"Do you like Megan?"
Translation:Dych chi'n hoffi Megan?
Because "dych chi'n" is just a shortening of "dych chi yn", "Dych chi yn hoffi Megan?" should also be an accepted answer.

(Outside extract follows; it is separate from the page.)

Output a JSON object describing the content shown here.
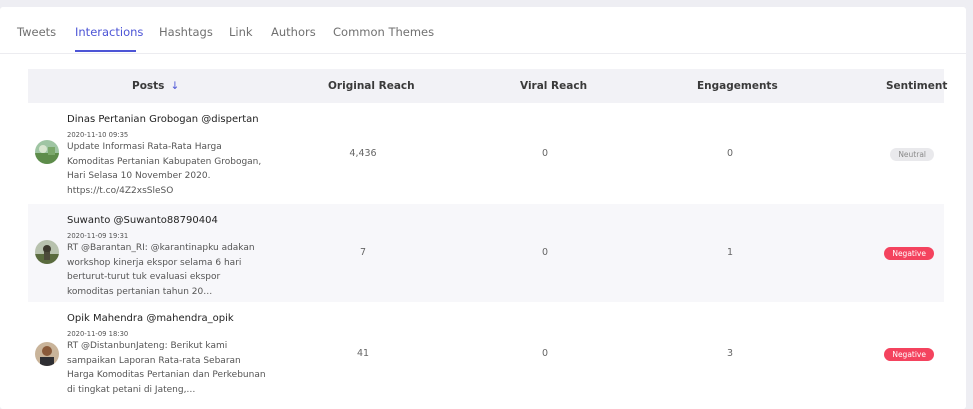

Right?
Technically the meaning is the same except it would never be used so there is no point teaching people that it is okay.
Whilst that is a way of showing how the sentence is put together, it is strange to see it like that in practice since it would become "Dw i'n hoffi" where the yn becomes a "'n"
"dw i yn" actually was accepted on some previous tasks...just to clarify, they should be because no one uses "dw i yn"?
Well if the course has accepted previously then it should continue to accept it. But it's certainly rare to see that structure in usage "in the wild".